The roof of any building must be able to withstand weather extremes, including wind, snow, ice, hail, hurricanes and, of course, tornados. Spray polyurethane foam (SPF) roofing systems are among the best at protecting against the weather, and they also offer energy savings because of reflective roof coatings and the insulation provided by the spray foam. So why don’t more roofing companies offer SPF roofs? One reason might be that the equipment necessary to install SPF roofs is expensive, as is the training needed to become proficient at applying foam. And because foam roofs are not as common as other methods, several myths about SPF have emerged over the past three decades or so.

Myth #1: SPF roofing systems don’t last.

Fact: Research carried out by organizations including the National Roofing Association has shown that over the course of several years, customer satisfaction was initially high and remained high for SPF roofing systems.

Myth #2: There are many places in the United States where SPF roofs can’t be installed.

Fact: SPF and elastomeric roof coatings can be installed throughout the country in temperatures between 45 degrees and 120 degrees. While it is true that moisture such as rain, frost, dew and snow will prohibit the application of foam or coatings, there are ways to get around this issue.

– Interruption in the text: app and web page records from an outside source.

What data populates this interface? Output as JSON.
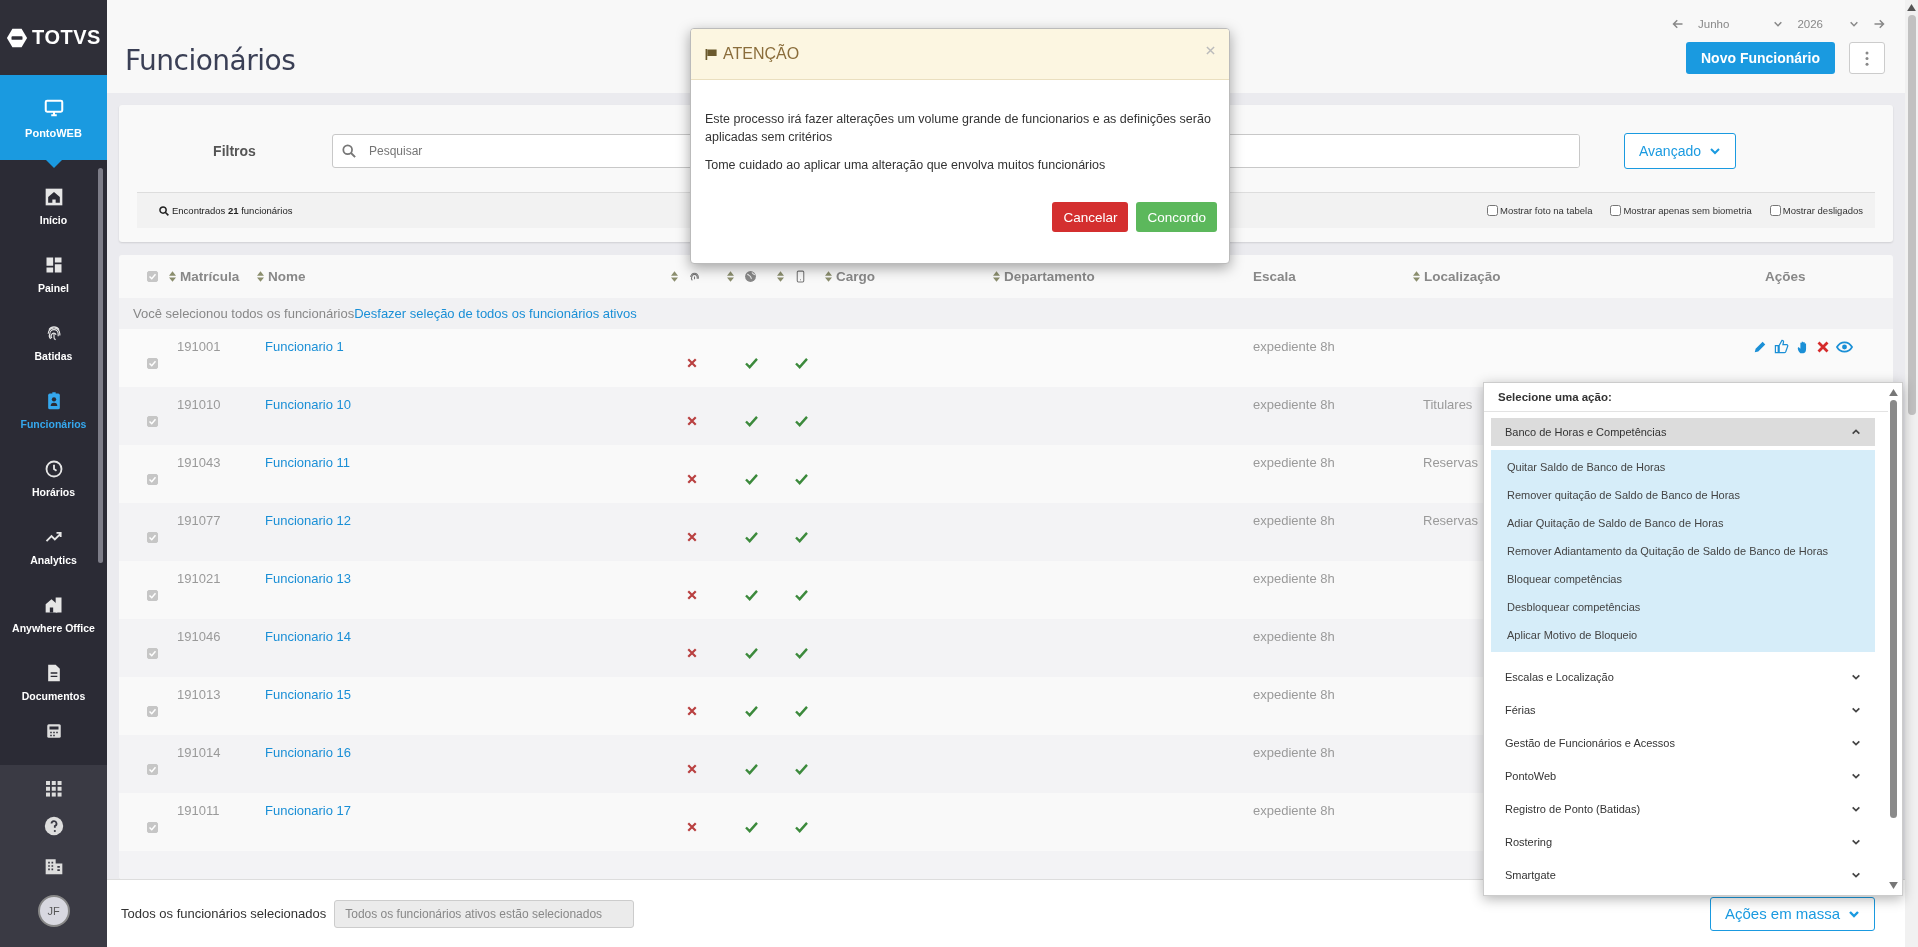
{
  "sidebar": {
    "logo": "TOTVS",
    "app": {
      "label": "PontoWEB"
    },
    "items": [
      {
        "label": "Início",
        "selected": false
      },
      {
        "label": "Painel",
        "selected": false
      },
      {
        "label": "Batidas",
        "selected": false
      },
      {
        "label": "Funcionários",
        "selected": true
      },
      {
        "label": "Horários",
        "selected": false
      },
      {
        "label": "Analytics",
        "selected": false
      },
      {
        "label": "Anywhere Office",
        "selected": false
      },
      {
        "label": "Documentos",
        "selected": false
      }
    ],
    "avatar": "JF"
  },
  "header": {
    "title": "Funcionários",
    "month": "Junho",
    "year": "2026",
    "new_button": "Novo Funcionário"
  },
  "filters": {
    "label": "Filtros",
    "search": {
      "placeholder": "Pesquisar"
    },
    "advanced_button": "Avançado",
    "found": "Encontrados **21** funcionários",
    "options": [
      {
        "label": "Mostrar foto na tabela",
        "checked": false
      },
      {
        "label": "Mostrar apenas sem biometria",
        "checked": false
      },
      {
        "label": "Mostrar desligados",
        "checked": false
      }
    ]
  },
  "table": {
    "all_selected": true,
    "columns": [
      {
        "kind": "text",
        "label": "Matrícula",
        "sortable": true
      },
      {
        "kind": "text",
        "label": "Nome",
        "sortable": true
      },
      {
        "kind": "biometry",
        "sortable": true
      },
      {
        "kind": "web",
        "sortable": true
      },
      {
        "kind": "app",
        "sortable": true
      },
      {
        "kind": "text",
        "label": "Cargo",
        "sortable": true
      },
      {
        "kind": "text",
        "label": "Departamento",
        "sortable": true
      },
      {
        "kind": "text",
        "label": "Escala",
        "sortable": false
      },
      {
        "kind": "text",
        "label": "Localização",
        "sortable": true
      },
      {
        "kind": "text",
        "label": "Ações",
        "sortable": false
      }
    ],
    "notice": {
      "text": "Você selecionou todos os funcionários",
      "link": "Desfazer seleção de todos os funcionários ativos"
    },
    "rows": [
      {
        "selected": true,
        "matricula": "191001",
        "name": "Funcionario 1",
        "biometry": false,
        "web": true,
        "app": true,
        "scale": "expediente 8h",
        "actions": true
      },
      {
        "selected": true,
        "matricula": "191010",
        "name": "Funcionario 10",
        "biometry": false,
        "web": true,
        "app": true,
        "scale": "expediente 8h",
        "location": "Titulares",
        "actions": false
      },
      {
        "selected": true,
        "matricula": "191043",
        "name": "Funcionario 11",
        "biometry": false,
        "web": true,
        "app": true,
        "scale": "expediente 8h",
        "location": "Reservas",
        "actions": false
      },
      {
        "selected": true,
        "matricula": "191077",
        "name": "Funcionario 12",
        "biometry": false,
        "web": true,
        "app": true,
        "scale": "expediente 8h",
        "location": "Reservas",
        "actions": false
      },
      {
        "selected": true,
        "matricula": "191021",
        "name": "Funcionario 13",
        "biometry": false,
        "web": true,
        "app": true,
        "scale": "expediente 8h",
        "actions": false
      },
      {
        "selected": true,
        "matricula": "191046",
        "name": "Funcionario 14",
        "biometry": false,
        "web": true,
        "app": true,
        "scale": "expediente 8h",
        "actions": false
      },
      {
        "selected": true,
        "matricula": "191013",
        "name": "Funcionario 15",
        "biometry": false,
        "web": true,
        "app": true,
        "scale": "expediente 8h",
        "actions": false
      },
      {
        "selected": true,
        "matricula": "191014",
        "name": "Funcionario 16",
        "biometry": false,
        "web": true,
        "app": true,
        "scale": "expediente 8h",
        "actions": false
      },
      {
        "selected": true,
        "matricula": "191011",
        "name": "Funcionario 17",
        "biometry": false,
        "web": true,
        "app": true,
        "scale": "expediente 8h",
        "actions": false
      }
    ]
  },
  "modal": {
    "title": "ATENÇÃO",
    "paragraphs": [
      "Este processo irá fazer alterações um volume grande de funcionarios e as definições serão aplicadas sem critérios",
      "Tome cuidado ao aplicar uma alteração que envolva muitos funcionários"
    ],
    "buttons": [
      {
        "label": "Cancelar",
        "kind": "danger"
      },
      {
        "label": "Concordo",
        "kind": "success"
      }
    ]
  },
  "action_menu": {
    "title": "Selecione uma ação:",
    "groups": [
      {
        "label": "Banco de Horas e Competências",
        "expanded": true,
        "items": [
          "Quitar Saldo de Banco de Horas",
          "Remover quitação de Saldo de Banco de Horas",
          "Adiar Quitação de Saldo de Banco de Horas",
          "Remover Adiantamento da Quitação de Saldo de Banco de Horas",
          "Bloquear competências",
          "Desbloquear competências",
          "Aplicar Motivo de Bloqueio"
        ]
      },
      {
        "label": "Escalas e Localização",
        "expanded": false
      },
      {
        "label": "Férias",
        "expanded": false
      },
      {
        "label": "Gestão de Funcionários e Acessos",
        "expanded": false
      },
      {
        "label": "PontoWeb",
        "expanded": false
      },
      {
        "label": "Registro de Ponto (Batidas)",
        "expanded": false
      },
      {
        "label": "Rostering",
        "expanded": false
      },
      {
        "label": "Smartgate",
        "expanded": false
      }
    ]
  },
  "footer": {
    "label": "Todos os funcionários selecionados",
    "field": {
      "value": "Todos os funcionários ativos estão selecionados",
      "disabled": true
    },
    "mass_button": "Ações em massa"
  }
}
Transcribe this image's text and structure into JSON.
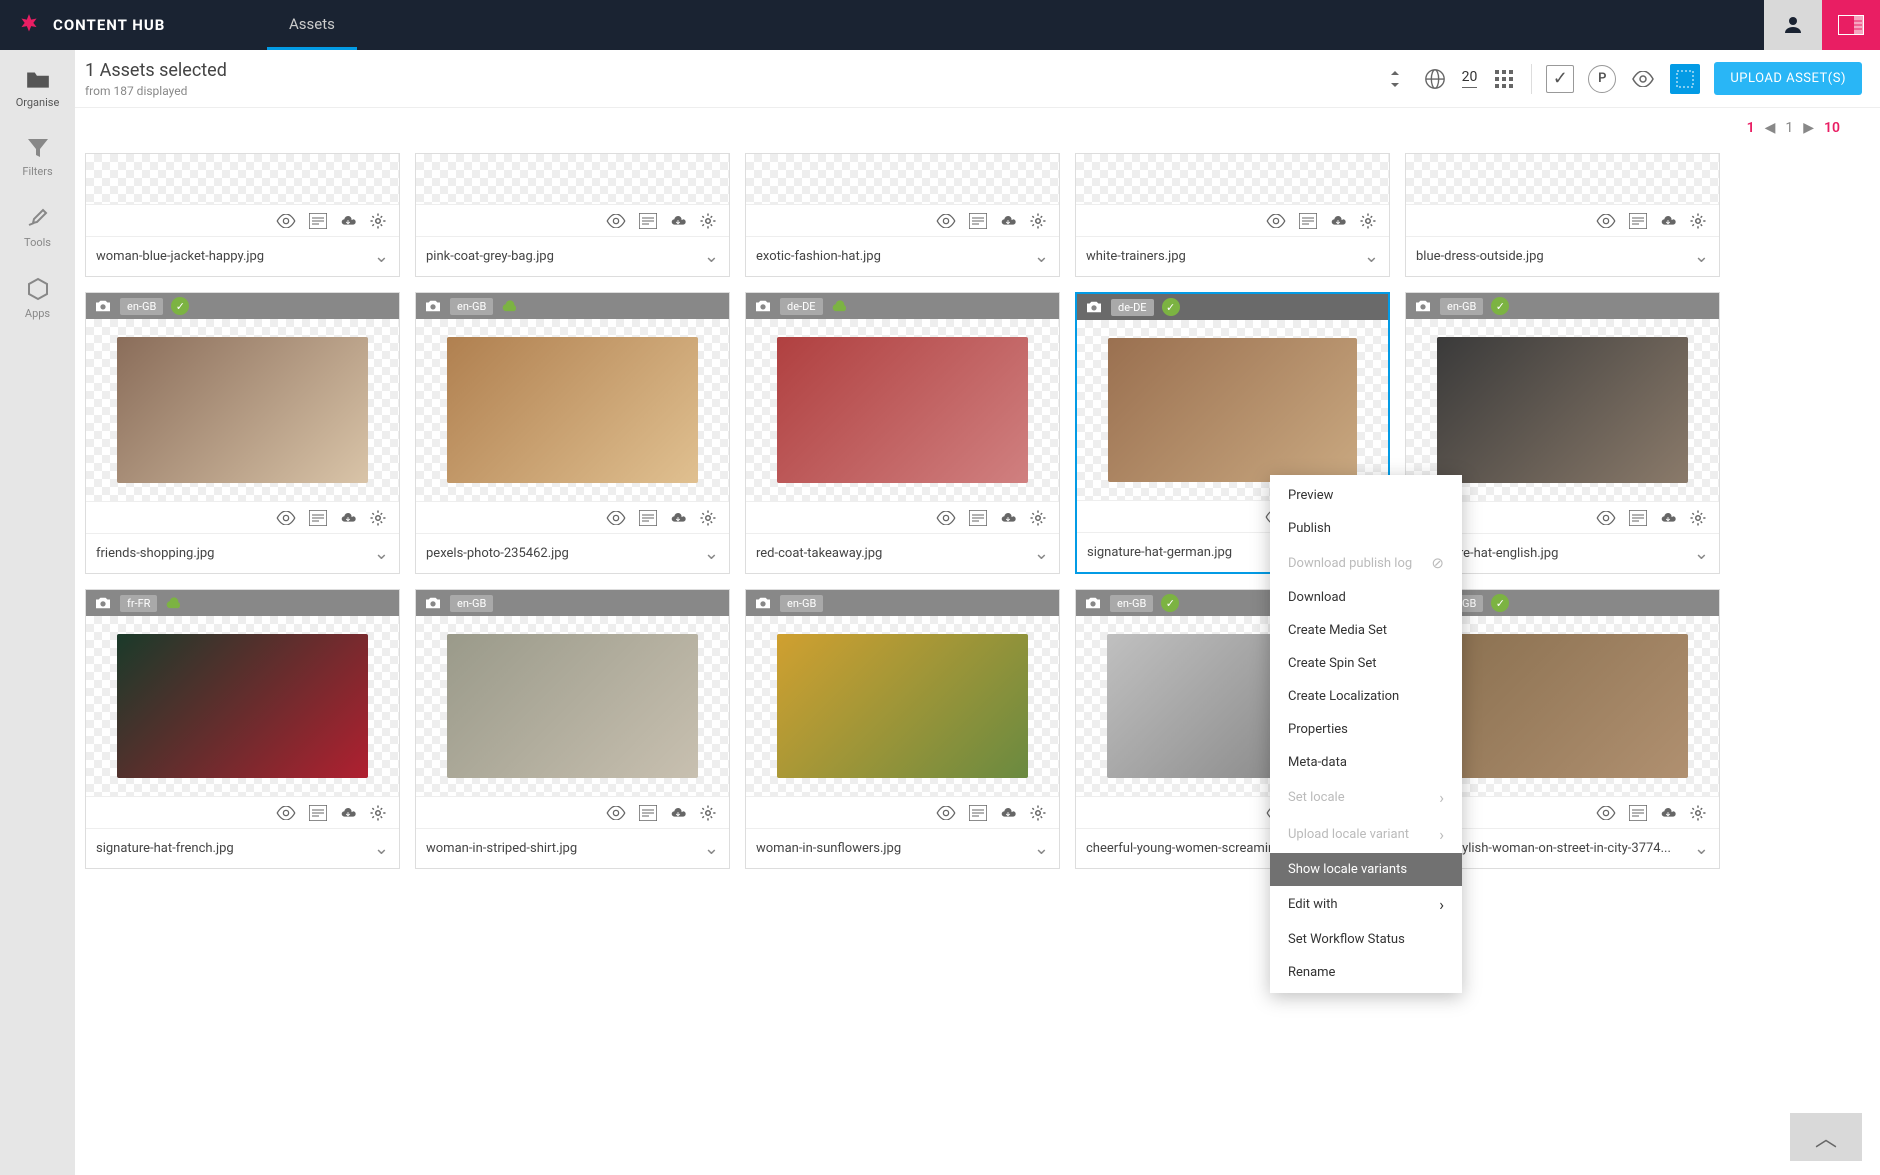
{
  "brand": "CONTENT HUB",
  "nav": {
    "assets": "Assets"
  },
  "sidebar": [
    {
      "key": "organise",
      "label": "Organise"
    },
    {
      "key": "filters",
      "label": "Filters"
    },
    {
      "key": "tools",
      "label": "Tools"
    },
    {
      "key": "apps",
      "label": "Apps"
    }
  ],
  "selection": {
    "title": "1 Assets selected",
    "sub": "from 187 displayed"
  },
  "toolbar": {
    "page_size": "20",
    "upload": "UPLOAD ASSET(S)"
  },
  "pagination": {
    "current_set": "1",
    "current": "1",
    "total": "10"
  },
  "context_menu": {
    "items": [
      {
        "label": "Preview"
      },
      {
        "label": "Publish"
      },
      {
        "label": "Download publish log",
        "disabled": true,
        "icon": "no"
      },
      {
        "label": "Download"
      },
      {
        "label": "Create Media Set"
      },
      {
        "label": "Create Spin Set"
      },
      {
        "label": "Create Localization"
      },
      {
        "label": "Properties"
      },
      {
        "label": "Meta-data"
      },
      {
        "label": "Set locale",
        "disabled": true,
        "submenu": true
      },
      {
        "label": "Upload locale variant",
        "disabled": true,
        "submenu": true
      },
      {
        "label": "Show locale variants",
        "hover": true
      },
      {
        "label": "Edit with",
        "submenu": true
      },
      {
        "label": "Set Workflow Status"
      },
      {
        "label": "Rename"
      }
    ]
  },
  "assets_row1": [
    {
      "name": "woman-blue-jacket-happy.jpg"
    },
    {
      "name": "pink-coat-grey-bag.jpg"
    },
    {
      "name": "exotic-fashion-hat.jpg"
    },
    {
      "name": "white-trainers.jpg"
    },
    {
      "name": "blue-dress-outside.jpg"
    }
  ],
  "assets_row2": [
    {
      "name": "friends-shopping.jpg",
      "locale": "en-GB",
      "pub": true,
      "c1": "#8a6d5a",
      "c2": "#d9c4a8"
    },
    {
      "name": "pexels-photo-235462.jpg",
      "locale": "en-GB",
      "pub": false,
      "c1": "#b08050",
      "c2": "#e0c090"
    },
    {
      "name": "red-coat-takeaway.jpg",
      "locale": "de-DE",
      "pub": false,
      "c1": "#b04040",
      "c2": "#d08080"
    },
    {
      "name": "signature-hat-german.jpg",
      "locale": "de-DE",
      "pub": true,
      "selected": true,
      "c1": "#9a7050",
      "c2": "#c9a880"
    },
    {
      "name": "signature-hat-english.jpg",
      "locale": "en-GB",
      "pub": true,
      "c1": "#3a3a3a",
      "c2": "#8a7a6a"
    }
  ],
  "assets_row3": [
    {
      "name": "signature-hat-french.jpg",
      "locale": "fr-FR",
      "pub": false,
      "c1": "#1a3a2a",
      "c2": "#b02030"
    },
    {
      "name": "woman-in-striped-shirt.jpg",
      "locale": "en-GB",
      "pub": false,
      "nocloud": true,
      "c1": "#9a9a8a",
      "c2": "#c8c0b0"
    },
    {
      "name": "woman-in-sunflowers.jpg",
      "locale": "en-GB",
      "pub": false,
      "nocloud": true,
      "c1": "#d0a030",
      "c2": "#6a8a40"
    },
    {
      "name": "cheerful-young-women-screaming-into-lou...",
      "locale": "en-GB",
      "pub": true,
      "c1": "#c0c0c0",
      "c2": "#808080"
    },
    {
      "name": "joyful-stylish-woman-on-street-in-city-3774...",
      "locale": "en-GB",
      "pub": true,
      "c1": "#8a7050",
      "c2": "#b09070"
    }
  ]
}
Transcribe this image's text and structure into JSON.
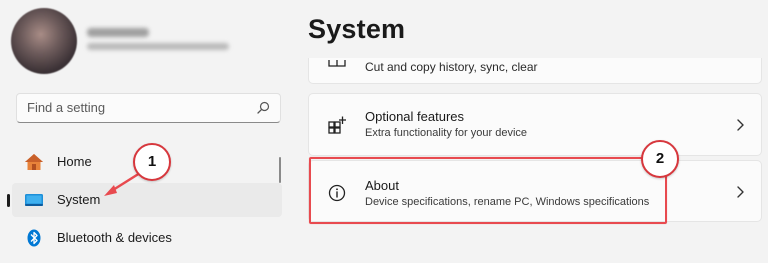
{
  "sidebar": {
    "search_placeholder": "Find a setting",
    "items": [
      {
        "label": "Home",
        "icon": "home-icon"
      },
      {
        "label": "System",
        "icon": "system-display-icon",
        "selected": true
      },
      {
        "label": "Bluetooth & devices",
        "icon": "bluetooth-icon"
      }
    ]
  },
  "main": {
    "title": "System",
    "cards": [
      {
        "title": "",
        "subtitle": "Cut and copy history, sync, clear",
        "icon": "clipboard-icon"
      },
      {
        "title": "Optional features",
        "subtitle": "Extra functionality for your device",
        "icon": "add-features-icon"
      },
      {
        "title": "About",
        "subtitle": "Device specifications, rename PC, Windows specifications",
        "icon": "info-icon"
      }
    ]
  },
  "annotations": {
    "step1": "1",
    "step2": "2",
    "color": "#e84a4f"
  },
  "colors": {
    "accent_blue": "#0067c0",
    "home_orange": "#e8833a",
    "background": "#f3f3f3"
  }
}
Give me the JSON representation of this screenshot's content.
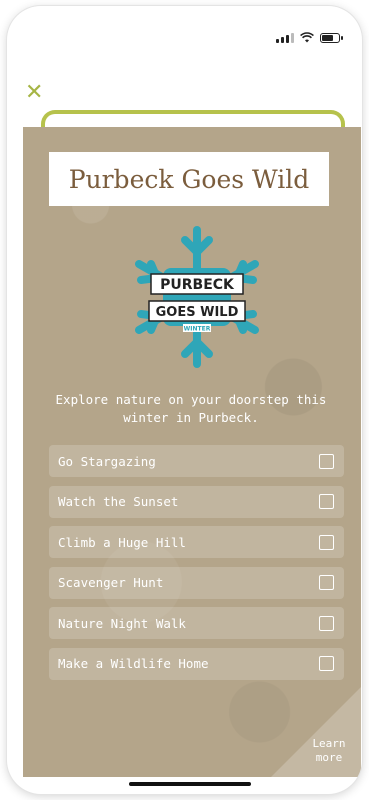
{
  "app": {
    "title": "Purbeck Goes Wild",
    "intro": "Explore nature on your doorstep this winter in Purbeck.",
    "learn_more": "Learn more",
    "close_icon": "close-icon",
    "colors": {
      "card": "#b4a58a",
      "accent": "#b6c24c",
      "title": "#7b5d3d",
      "logo_teal": "#2fa6b8"
    }
  },
  "logo": {
    "line1": "PURBECK",
    "line2": "GOES WILD",
    "badge": "WINTER"
  },
  "tasks": [
    {
      "label": "Go Stargazing",
      "checked": false
    },
    {
      "label": "Watch the Sunset",
      "checked": false
    },
    {
      "label": "Climb a Huge Hill",
      "checked": false
    },
    {
      "label": "Scavenger Hunt",
      "checked": false
    },
    {
      "label": "Nature Night Walk",
      "checked": false
    },
    {
      "label": "Make a Wildlife Home",
      "checked": false
    }
  ]
}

The SPF industry has established guidelines that say that foam shouldn’t be applied when the temperature is within 5 degrees of the dew point. Contractors usually monitor weather conditions with hand-held electronic measuring tools. In addition, special foam and coating formulations are available that will work in a wide range of weather conditions. The SPF roof application guidelines have been defined over the past four decades by manufacturers, contractors, the Spray Polyurethane Foam Alliance, the National Roofing Contractors Association and equipment manufacturers.

Myth #3: Birds damage spray polyurethane foam.

Fact: Birds are a common sight on roofs, but pecking into the foam rarely is a problem. In any case, birds will peck on any type of roof. In most cases, they won’t cause leaks, and any imperfections in the roof can be easily repaired.

Myth #4: You can’t walk on SPF roofs.

Fact: Based on guidelines from the Spray Polyurethane Foam Alliance and the National Roofing Contractors Association, it would require more than 5,760 pounds of pressure on a square foot to begin to compress the SPF material. The bottom line is that SPF roofs can easily handle normal foot traffic.

Myth #5: Insurance companies won’t insure SPF roofing systems.

Fact: The SPF industry has spent a lot of money testing its roofing systems at independent laboratories, including the Factory Mutual Research Center, which is owned by an insurance group. Insurance companies do insure SPF roofing systems.

Myth #6: SPF roofs can’t stand up to high winds, fire and hail damage.

Fact: The Factory Mutual Research Center has tested SPF roofing systems for resistance to wind, fire and hail and determined that SPF roofs perform well.

Myth #7: SPF roof systems are unkind to the environment.

Fact: SFP roofs save energy. Many of the industry’s SPF roof system components have been charter partners in the Energy Star Roofing program, and several companies have been active in the Leadership in Energy and Environmental Design program. SPF offers a higher insulation value than other types of roofing material.

Myth #8: Some contractors tear off SPF roofs.

Fact: There are a few reasons why a contractor would tear off an SPF roof. Maybe he doesn’t have the knowledge, equipment or capability to install or repair an SPF roofing system. It’s usually cheaper to repair an SPF roof than to remove one, but only if the contractor knows how to handle this job. If he can’t, he might find it easier to get rid of the SPF roof and install a roof with which he has more experience. Another reason to tear off an SPF roof would be that it was poorly installed, designed or maintained. In this case, it might be better to start over.

Myth #9: You can’t get a good SPF roofing system.

Fact: You might be going in the wrong direction if you are looking for the cheapest roof system or the roof system with the longest warranty. You should start by getting in touch with the SPFA or the NRCA and researching the requirements for the SPF roofing system to be correctly installed. Check out the SPF contractor, just as you would with any construction professional. Ask to see work the contractor has completed.

The bottom line is that myths are generally created and retold by people who don’t know much about a product such as an SPF roofing system.